They are most encouraged by the outsiders like me, many from the east coast or California that are voicing their support, donating funds, making trips out to visit and support the cause and the economy which helps fuel them to keep fighting, keep calling, keep on....From 2000 miles away back in Vermont, reading about the plight of places like Grand Staircase Escalante saddened and frustrated me enough to push me the last vital step to taking the leap of faith, donning my courage, silencing my fears, and climbing into my Jeep for over a month of roughing it to see, hear, and record these places with my own eyes and ears. But being with these people and seeing their anger, fear, and despair for my self, walking these trails with my own boot-clad feet with the wind and sun on my face is a radically different experience. I've moved from saddened to enraged, from frustrated to embroiled, and from motived to impassioned to carry the torch, share the beauty and tell the stories of the Grand Staircase on other nationally designated places that belong to US....were protected by people who came before us for US, and need to continue to be protected BY US. I may be back in Vermont, but will continue my part with my one voice and my paintbrush and camera to spread the word to others like you about these places.

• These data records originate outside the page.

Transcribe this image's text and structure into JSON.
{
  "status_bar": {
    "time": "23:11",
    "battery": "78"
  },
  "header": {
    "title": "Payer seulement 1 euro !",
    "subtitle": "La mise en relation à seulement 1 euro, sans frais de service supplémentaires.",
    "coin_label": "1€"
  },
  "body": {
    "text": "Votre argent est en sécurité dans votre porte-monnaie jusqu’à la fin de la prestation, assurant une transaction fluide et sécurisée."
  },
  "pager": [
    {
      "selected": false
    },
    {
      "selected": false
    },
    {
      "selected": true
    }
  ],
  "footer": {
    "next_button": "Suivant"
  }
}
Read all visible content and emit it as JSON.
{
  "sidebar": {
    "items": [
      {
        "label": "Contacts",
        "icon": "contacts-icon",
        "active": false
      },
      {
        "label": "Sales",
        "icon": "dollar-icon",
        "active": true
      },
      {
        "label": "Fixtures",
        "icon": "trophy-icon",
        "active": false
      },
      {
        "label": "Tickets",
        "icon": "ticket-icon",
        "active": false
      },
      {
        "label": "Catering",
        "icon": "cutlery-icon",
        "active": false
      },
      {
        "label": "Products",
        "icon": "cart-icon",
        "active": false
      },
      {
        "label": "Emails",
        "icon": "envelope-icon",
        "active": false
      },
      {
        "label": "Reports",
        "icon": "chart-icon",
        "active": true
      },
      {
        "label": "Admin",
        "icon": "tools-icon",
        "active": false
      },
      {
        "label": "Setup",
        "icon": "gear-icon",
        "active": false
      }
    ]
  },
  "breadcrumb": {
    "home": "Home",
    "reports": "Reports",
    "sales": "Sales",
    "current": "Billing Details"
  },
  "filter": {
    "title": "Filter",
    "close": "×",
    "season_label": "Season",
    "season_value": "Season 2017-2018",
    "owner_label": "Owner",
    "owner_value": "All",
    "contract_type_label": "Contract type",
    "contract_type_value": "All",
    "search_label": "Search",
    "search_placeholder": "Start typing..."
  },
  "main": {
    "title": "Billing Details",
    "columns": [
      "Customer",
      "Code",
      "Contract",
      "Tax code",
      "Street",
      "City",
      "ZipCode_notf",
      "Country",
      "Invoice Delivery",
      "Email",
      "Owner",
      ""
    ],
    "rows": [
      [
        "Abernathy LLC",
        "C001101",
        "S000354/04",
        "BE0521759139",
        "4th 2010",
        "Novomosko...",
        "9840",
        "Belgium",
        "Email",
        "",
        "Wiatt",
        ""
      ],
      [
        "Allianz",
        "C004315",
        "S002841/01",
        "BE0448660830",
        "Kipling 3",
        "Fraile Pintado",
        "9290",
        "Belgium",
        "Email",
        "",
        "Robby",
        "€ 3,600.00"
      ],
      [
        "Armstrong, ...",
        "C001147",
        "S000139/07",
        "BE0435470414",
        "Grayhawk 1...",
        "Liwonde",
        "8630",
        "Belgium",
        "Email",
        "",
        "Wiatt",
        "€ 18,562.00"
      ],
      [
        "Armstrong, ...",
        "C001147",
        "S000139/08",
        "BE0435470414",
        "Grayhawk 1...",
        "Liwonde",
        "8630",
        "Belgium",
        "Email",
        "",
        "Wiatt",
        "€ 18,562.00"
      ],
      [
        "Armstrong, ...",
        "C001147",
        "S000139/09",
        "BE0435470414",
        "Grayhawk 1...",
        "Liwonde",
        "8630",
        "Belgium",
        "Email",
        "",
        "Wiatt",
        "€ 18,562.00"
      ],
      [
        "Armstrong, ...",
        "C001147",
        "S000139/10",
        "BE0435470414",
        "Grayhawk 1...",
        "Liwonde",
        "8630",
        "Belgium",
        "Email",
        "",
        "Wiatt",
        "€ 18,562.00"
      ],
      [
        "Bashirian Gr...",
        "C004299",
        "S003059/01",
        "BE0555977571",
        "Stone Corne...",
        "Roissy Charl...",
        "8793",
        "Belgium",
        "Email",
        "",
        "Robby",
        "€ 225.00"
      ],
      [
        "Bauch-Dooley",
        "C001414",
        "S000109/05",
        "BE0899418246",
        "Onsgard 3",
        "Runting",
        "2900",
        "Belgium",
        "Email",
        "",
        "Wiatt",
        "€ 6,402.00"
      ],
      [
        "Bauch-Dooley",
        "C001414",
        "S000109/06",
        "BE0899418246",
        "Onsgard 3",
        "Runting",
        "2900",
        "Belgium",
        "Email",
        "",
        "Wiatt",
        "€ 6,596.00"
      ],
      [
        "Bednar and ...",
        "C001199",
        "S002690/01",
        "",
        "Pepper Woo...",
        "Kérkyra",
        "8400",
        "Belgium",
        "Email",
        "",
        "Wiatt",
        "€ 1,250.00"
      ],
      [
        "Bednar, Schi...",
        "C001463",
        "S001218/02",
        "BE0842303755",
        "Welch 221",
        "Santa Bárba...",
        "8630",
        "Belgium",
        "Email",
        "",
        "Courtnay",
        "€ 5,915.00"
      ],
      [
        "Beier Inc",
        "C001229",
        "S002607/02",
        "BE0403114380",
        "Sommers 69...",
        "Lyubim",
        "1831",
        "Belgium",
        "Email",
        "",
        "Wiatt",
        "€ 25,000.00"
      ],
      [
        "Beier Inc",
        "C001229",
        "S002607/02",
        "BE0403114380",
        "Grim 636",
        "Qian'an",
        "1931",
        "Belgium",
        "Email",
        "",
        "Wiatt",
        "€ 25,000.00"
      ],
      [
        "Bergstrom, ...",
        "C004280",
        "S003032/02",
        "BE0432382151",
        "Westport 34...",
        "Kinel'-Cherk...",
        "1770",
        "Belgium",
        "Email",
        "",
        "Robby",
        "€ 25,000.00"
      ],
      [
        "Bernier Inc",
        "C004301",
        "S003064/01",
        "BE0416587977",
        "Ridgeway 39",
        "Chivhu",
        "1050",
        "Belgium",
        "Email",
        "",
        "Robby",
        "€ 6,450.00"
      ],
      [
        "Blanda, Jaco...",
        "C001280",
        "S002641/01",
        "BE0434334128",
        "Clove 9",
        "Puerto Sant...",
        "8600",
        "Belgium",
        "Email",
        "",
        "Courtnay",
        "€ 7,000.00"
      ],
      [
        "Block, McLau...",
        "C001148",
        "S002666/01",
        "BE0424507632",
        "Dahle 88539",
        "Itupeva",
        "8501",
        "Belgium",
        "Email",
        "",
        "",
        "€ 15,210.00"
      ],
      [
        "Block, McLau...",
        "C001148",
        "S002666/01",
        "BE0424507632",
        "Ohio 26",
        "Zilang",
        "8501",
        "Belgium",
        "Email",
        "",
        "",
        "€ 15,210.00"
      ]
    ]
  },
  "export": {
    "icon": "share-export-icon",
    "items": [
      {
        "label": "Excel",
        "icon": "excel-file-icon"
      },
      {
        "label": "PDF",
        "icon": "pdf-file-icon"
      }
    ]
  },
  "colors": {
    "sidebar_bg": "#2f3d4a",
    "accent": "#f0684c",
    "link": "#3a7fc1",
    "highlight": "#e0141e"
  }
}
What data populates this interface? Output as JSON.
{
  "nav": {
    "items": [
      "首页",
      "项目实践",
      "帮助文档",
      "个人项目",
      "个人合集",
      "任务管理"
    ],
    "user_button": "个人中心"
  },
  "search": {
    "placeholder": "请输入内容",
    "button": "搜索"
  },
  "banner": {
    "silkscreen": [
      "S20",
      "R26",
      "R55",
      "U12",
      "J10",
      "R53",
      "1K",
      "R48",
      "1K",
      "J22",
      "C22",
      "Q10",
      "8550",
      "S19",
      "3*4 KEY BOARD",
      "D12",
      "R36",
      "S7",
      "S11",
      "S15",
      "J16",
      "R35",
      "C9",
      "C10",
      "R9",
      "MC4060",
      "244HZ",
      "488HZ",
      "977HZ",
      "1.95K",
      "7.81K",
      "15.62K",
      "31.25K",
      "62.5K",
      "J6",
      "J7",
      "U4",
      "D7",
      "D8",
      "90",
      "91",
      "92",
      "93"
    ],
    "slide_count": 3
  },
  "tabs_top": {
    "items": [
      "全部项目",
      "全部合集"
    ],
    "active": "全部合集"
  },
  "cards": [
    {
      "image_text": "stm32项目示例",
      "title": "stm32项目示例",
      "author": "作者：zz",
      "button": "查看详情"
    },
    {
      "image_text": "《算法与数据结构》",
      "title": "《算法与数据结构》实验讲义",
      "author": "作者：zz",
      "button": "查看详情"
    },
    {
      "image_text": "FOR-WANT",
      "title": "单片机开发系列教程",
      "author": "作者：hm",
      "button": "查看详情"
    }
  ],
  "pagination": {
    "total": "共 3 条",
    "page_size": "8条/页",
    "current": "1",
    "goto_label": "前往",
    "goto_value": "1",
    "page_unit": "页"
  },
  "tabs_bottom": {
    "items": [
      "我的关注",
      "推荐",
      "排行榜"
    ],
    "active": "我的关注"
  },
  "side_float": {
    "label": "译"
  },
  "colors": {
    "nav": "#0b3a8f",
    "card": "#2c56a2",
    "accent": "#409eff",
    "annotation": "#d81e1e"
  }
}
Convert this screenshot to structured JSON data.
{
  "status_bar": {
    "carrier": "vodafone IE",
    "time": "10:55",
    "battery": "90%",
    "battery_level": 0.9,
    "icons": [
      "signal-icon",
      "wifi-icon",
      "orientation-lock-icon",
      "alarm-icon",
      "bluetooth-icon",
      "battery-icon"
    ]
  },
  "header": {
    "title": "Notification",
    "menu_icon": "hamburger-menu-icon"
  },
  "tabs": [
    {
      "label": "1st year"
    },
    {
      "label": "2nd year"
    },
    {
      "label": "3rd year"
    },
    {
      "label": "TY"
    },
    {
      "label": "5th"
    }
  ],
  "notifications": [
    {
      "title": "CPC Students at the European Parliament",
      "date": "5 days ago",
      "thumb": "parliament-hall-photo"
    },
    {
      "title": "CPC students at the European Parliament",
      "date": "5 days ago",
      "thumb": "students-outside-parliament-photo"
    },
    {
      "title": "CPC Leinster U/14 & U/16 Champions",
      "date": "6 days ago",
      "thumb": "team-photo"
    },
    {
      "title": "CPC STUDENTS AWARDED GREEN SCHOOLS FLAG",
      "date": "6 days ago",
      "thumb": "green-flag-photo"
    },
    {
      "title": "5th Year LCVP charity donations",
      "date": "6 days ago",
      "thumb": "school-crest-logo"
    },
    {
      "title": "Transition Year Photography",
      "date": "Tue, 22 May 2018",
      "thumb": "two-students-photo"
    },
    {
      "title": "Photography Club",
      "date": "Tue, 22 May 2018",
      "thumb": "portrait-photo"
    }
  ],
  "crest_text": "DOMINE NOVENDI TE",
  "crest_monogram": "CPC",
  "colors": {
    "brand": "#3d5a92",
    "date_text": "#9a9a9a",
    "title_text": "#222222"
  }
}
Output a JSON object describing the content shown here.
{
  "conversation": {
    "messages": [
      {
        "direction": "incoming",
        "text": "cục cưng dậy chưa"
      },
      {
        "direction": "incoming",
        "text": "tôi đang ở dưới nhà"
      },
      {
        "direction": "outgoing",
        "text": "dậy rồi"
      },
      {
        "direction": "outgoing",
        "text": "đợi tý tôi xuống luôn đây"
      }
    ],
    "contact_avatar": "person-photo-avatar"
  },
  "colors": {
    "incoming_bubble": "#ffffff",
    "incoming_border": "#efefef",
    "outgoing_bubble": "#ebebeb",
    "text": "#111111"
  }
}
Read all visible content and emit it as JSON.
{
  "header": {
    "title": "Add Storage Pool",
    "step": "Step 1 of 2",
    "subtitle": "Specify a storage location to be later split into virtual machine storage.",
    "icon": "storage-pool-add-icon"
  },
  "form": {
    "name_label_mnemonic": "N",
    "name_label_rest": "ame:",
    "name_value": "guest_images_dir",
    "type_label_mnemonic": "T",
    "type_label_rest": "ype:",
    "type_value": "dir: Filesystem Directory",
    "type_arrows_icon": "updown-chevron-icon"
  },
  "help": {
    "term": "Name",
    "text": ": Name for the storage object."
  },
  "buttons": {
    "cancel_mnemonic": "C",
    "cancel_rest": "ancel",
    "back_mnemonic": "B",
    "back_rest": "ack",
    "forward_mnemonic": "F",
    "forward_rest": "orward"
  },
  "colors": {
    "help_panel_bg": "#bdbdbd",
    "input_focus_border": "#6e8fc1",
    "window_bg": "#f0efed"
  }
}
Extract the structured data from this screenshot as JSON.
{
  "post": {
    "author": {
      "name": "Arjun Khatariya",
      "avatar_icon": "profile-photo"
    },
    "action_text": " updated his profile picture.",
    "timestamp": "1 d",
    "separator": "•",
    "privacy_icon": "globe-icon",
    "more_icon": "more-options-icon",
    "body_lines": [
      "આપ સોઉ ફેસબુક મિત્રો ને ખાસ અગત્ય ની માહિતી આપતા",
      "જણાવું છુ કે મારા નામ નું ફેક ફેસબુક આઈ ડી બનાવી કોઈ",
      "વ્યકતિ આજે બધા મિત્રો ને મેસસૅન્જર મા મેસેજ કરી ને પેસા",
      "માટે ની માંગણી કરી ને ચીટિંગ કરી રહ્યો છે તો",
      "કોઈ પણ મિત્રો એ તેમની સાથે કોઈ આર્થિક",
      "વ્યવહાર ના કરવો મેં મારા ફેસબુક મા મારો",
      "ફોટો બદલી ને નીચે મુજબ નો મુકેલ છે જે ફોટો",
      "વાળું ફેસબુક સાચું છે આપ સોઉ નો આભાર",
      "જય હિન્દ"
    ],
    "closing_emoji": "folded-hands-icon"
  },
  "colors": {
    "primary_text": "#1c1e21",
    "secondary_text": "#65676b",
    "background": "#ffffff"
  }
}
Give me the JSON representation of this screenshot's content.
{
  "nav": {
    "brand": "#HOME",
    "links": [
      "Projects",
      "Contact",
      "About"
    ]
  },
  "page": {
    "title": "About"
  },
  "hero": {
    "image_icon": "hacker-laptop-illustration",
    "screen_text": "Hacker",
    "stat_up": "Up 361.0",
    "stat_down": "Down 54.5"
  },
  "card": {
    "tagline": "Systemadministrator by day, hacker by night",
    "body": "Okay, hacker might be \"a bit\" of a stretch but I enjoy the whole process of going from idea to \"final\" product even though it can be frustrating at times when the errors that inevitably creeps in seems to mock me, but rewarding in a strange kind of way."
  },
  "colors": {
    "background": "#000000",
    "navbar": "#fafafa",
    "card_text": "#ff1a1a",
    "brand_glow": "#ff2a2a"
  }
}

That is all for today, as I settle back into life here at home - paintings to finish from the road, another blog post to get out to you tomorrow on Black Canyon of the Gunnison and a surprise visit with a PFP donor :) and continuing work to help protect these places and share my project - until tomorrow...